Last year, Chinese police briefly detained three Taiwan-born U.S. missionaries for attending a secret meeting of a banned evangelical Christian group.

The Fang-cheng church, with about 500,000 followers, was one of at least 14 Chinese Christian sects the authorities have labeled ``evil cults,'' according to the Hong Kong-based Information Center for Human Rights and Democracy.

That groups them with the banned Falun Gong (news - web sites) spiritual movement, allowing tough penalties for followers and organizers.

In mainly Muslim but multi-racial Malaysia, the constitution guarantees the freedom to profess, practice and propagate religion albeit with restrictions as to how that affects Muslims.

But even there, state and federal law may control or restrict propagation of religious doctrine among Muslims which can jar otherwise tolerant interfaith relations.


Missionaries followed Dutch and Portuguese spice traders into the eastern part of what is now Indonesia in the 16th century, long after Arab traders took Islam to parts of the archipelago, and they are still most active in those poor and remote areas.

In Irian Jaya, also known as West Papua, missionaries provide a valuable supplement to the government's poor infrastructure and services, running an air system that takes supplies to isolated districts and operating schools and clinics.

Some foreign Christian groups have poured Bibles and support into the Moluccas, where thousands of people have died in a religious war between Christians and Muslims.

This has triggered accusations of foreign interference.

Although the world's largest Muslim nation -- about 90 percent of its 210 million people follow Islam -- Indonesia officially recognizes and ostensibly protects other religions.

India's constitution treats all religions equally.

But political liberals and church activists point to a series of grisly attacks on Christian clergy and missionaries in recent years as evidence that the secular nature of the Hindu-majority country is under threat.

Christians trace the surge in antagonism to the ascendancy of the Hindu nationalist Bharatiya Janata Party, which has led coalition governments since early 1998.
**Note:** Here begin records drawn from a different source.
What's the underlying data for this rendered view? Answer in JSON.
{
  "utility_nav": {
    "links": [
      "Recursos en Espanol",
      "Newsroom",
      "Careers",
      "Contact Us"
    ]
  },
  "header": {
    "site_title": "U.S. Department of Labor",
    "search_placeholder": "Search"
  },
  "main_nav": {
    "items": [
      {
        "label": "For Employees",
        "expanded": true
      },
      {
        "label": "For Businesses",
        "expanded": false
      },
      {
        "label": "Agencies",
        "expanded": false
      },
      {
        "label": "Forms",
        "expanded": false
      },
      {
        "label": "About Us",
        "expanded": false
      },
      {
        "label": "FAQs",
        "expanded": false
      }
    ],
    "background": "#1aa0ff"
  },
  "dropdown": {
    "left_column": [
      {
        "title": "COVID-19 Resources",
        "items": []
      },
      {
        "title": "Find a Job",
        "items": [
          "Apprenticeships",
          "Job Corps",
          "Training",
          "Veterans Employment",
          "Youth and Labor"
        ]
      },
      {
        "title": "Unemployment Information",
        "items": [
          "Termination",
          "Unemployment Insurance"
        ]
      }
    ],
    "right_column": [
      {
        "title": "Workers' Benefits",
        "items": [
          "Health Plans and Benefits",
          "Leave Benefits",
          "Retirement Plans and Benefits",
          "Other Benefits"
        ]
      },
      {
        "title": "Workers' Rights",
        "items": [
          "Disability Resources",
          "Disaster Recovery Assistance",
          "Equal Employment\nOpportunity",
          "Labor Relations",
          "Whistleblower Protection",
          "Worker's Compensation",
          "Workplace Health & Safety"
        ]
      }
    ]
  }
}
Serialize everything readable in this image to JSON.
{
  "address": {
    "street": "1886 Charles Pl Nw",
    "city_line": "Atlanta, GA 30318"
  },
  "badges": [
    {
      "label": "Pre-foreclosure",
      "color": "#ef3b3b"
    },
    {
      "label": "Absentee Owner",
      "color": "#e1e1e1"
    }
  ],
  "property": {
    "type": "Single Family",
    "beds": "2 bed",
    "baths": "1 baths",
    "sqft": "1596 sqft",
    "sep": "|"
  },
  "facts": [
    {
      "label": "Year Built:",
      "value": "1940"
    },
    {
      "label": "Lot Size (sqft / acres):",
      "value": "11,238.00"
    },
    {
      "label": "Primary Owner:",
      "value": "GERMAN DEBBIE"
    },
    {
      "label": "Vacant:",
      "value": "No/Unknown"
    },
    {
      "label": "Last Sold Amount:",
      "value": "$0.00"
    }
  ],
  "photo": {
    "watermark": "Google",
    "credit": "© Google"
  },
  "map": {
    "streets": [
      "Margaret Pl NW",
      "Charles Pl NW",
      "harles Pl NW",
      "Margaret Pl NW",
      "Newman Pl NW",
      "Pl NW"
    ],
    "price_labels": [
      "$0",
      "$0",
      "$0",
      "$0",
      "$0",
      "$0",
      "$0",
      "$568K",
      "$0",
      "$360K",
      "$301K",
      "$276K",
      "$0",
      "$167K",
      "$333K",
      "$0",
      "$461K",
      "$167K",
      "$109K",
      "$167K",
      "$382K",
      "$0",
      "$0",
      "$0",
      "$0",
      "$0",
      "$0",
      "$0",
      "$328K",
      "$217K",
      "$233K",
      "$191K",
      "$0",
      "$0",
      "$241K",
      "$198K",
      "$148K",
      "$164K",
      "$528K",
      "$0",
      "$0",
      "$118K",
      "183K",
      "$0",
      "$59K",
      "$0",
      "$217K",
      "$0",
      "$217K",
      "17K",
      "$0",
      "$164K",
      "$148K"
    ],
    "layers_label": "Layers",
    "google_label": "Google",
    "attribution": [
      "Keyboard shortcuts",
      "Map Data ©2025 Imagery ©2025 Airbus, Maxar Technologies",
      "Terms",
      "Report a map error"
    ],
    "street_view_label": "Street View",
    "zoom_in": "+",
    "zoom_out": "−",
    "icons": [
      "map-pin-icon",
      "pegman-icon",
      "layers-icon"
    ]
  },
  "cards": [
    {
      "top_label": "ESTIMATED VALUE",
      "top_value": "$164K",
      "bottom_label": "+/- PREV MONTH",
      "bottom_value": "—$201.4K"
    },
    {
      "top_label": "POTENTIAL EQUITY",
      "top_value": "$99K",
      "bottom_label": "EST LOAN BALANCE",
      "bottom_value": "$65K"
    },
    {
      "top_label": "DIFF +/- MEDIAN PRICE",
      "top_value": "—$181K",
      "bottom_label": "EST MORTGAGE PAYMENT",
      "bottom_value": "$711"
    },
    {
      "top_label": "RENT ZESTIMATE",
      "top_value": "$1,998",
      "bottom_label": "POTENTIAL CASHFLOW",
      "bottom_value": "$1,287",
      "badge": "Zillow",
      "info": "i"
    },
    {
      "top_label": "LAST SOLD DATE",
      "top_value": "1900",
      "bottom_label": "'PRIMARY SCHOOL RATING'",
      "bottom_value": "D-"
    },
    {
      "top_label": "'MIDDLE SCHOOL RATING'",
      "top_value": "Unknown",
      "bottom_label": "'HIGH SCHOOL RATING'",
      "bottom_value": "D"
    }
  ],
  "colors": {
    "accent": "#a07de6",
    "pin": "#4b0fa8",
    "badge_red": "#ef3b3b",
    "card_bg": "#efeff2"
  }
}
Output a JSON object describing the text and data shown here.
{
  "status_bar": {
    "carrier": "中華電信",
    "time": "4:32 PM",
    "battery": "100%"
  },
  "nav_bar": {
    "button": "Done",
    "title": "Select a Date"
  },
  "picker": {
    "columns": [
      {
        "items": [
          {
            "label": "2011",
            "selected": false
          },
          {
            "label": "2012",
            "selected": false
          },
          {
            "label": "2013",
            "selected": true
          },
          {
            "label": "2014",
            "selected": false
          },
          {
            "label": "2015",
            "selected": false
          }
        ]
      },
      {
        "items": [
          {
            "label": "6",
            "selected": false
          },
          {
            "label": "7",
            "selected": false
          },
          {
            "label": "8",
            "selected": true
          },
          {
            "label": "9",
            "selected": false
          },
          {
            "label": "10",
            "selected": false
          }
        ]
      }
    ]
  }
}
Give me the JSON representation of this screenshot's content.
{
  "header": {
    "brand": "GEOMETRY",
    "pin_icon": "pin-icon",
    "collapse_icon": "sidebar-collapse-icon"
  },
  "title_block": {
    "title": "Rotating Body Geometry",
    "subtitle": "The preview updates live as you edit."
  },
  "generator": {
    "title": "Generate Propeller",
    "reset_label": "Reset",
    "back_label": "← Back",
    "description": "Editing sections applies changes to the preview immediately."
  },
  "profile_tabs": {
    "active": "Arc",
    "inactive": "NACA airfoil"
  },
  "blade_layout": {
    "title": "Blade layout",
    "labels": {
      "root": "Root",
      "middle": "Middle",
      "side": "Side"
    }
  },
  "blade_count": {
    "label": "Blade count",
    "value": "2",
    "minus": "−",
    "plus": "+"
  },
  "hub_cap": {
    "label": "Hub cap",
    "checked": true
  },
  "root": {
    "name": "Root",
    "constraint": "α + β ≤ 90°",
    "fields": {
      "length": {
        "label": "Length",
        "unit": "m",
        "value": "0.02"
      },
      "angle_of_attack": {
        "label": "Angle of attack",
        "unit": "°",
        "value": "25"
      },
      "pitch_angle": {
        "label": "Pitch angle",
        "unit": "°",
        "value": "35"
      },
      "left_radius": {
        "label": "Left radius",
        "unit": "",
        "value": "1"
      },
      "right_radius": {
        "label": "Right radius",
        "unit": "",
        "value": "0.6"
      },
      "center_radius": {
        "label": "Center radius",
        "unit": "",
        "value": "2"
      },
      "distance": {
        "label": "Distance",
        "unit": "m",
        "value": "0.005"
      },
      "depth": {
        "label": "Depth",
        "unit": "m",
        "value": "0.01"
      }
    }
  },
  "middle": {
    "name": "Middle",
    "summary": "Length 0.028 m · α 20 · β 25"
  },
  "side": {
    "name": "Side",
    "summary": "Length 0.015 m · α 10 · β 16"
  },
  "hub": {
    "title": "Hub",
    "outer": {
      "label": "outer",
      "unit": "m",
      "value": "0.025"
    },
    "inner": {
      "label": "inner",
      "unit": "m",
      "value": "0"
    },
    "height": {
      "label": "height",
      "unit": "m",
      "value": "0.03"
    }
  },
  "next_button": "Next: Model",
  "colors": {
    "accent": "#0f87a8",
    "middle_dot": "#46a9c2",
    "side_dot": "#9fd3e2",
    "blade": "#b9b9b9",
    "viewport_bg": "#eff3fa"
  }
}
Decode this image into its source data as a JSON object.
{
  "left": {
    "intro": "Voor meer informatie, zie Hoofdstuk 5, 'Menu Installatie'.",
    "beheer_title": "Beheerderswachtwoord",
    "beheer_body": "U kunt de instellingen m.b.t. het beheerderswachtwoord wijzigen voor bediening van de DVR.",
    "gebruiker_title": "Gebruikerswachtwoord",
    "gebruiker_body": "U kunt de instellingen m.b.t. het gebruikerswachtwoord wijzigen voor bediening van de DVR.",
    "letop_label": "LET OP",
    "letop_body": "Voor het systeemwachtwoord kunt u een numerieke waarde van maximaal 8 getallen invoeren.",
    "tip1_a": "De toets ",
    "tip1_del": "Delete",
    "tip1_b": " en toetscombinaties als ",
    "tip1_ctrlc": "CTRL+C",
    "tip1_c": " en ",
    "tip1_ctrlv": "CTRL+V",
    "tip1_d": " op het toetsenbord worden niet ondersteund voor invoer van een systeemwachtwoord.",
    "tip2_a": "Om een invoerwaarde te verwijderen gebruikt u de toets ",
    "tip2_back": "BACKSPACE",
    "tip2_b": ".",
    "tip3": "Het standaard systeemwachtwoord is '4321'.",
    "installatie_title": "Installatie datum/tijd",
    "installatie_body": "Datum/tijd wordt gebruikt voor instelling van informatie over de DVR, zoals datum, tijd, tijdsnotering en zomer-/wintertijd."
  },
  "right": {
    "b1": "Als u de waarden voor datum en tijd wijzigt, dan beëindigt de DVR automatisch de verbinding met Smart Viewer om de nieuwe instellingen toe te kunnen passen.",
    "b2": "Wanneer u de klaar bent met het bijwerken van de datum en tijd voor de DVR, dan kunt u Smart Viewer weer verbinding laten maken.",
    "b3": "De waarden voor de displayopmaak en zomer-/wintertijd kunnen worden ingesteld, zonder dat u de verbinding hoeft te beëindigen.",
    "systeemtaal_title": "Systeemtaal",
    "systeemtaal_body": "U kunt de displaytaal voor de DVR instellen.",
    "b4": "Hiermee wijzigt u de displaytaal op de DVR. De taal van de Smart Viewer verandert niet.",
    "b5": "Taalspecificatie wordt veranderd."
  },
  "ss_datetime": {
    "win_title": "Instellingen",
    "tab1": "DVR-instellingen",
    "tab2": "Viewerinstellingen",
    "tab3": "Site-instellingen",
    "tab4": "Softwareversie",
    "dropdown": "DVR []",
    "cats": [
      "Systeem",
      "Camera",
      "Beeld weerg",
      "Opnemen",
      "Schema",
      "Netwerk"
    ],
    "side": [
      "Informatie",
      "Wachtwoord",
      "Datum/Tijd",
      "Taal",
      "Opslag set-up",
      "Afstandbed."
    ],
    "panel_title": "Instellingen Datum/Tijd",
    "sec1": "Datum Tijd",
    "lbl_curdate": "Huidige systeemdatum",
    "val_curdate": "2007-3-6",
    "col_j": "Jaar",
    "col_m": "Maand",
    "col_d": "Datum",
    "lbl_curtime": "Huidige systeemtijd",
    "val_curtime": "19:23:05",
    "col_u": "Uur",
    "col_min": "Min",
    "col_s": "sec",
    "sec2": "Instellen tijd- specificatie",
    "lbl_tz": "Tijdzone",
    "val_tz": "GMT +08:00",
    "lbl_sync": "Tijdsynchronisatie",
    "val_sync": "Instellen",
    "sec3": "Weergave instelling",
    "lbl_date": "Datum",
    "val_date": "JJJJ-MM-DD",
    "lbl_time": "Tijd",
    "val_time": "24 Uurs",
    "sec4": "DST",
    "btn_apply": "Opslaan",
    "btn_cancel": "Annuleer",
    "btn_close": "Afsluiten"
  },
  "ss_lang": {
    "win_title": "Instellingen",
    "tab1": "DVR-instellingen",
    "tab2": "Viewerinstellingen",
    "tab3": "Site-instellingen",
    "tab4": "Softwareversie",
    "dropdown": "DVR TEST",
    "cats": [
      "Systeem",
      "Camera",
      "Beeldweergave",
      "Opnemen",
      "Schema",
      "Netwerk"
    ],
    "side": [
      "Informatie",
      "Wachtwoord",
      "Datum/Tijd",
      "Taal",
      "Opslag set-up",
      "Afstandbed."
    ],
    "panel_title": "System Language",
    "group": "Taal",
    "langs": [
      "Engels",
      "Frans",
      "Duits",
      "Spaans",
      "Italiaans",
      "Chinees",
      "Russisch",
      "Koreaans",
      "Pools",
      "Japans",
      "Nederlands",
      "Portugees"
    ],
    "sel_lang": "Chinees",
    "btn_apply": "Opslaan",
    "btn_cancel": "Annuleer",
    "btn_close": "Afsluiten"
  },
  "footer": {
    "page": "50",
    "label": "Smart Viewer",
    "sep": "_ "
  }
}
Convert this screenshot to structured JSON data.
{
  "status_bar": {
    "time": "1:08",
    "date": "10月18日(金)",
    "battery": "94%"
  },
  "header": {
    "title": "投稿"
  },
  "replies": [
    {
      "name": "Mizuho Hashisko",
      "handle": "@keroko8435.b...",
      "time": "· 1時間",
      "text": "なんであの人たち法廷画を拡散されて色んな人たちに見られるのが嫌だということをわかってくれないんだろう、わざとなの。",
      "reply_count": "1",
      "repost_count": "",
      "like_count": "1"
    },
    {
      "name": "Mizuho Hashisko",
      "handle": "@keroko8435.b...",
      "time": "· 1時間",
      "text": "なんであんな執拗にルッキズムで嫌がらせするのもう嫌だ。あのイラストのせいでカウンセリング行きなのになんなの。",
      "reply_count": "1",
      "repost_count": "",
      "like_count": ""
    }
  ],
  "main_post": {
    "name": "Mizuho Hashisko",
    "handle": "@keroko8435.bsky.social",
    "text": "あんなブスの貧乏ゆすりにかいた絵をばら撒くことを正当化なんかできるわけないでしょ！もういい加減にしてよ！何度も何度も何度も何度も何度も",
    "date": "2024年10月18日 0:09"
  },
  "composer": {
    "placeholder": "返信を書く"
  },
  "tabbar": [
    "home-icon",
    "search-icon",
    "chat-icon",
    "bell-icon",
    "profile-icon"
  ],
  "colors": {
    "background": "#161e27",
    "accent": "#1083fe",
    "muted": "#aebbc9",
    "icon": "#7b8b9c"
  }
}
``There are no missionaries in India doing religious work, that is to say people involved in conversion,'' said Ipe Joseph, general secretary of the National Council of Churches in India.

``Foreign missionaries as in the British days do not exist today ... to the best of my knowledge it is nil, zero.''


He said non-governmental organization workers with Christian names, many of whom work in education or poverty alleviation, are these days glibly branded as missionaries.

Meanwhile, there are more than 1,000 Hindu missionaries working in the northeastern states of India, where violent separatist movements have raged in Christian-majority states.

Father Dominic Emmanuel, director of communication for the Delhi Catholic Archdiocese, rejected allegations that Christians use allurements -- such as schools and health care -- to drive poor people, particularly tribal people, into their faith's net.

He pointed out that if that was the case the proportion of Christians in the population of one billion would have risen. On the contrary, in the 40 years since the 1951 national census it fell to 2.34 percent from 2.8 percent.

Emmanuel said a ``lunatic fringe'' wanted to prevent those on the lowest rungs of Hinduism's caste ladder, the landless and bonded laborers, from getting education, standing up for their rights and escaping lives of grinding poverty and enslavement.

A member of the Hindu-revivalist Shiv Sena party, an ultra-nationalist ally of the BJP, has introduced a bill in parliament seeking a ban on forcible religious conversions, and the government is planning to tighten the law regulating the flow of donations from abroad to organizations in the country.

Shourie, who like millions of India's elite was educated in a church school, says ``a mighty reaction'' is building in the country against conversion.

``Few developments have alarmed citizens as the systematic targeting by Christian missionaries of people in the northeast, and in our tribal areas,'' he said.

``Conversion is the main activity of church groups, it is their principal business.''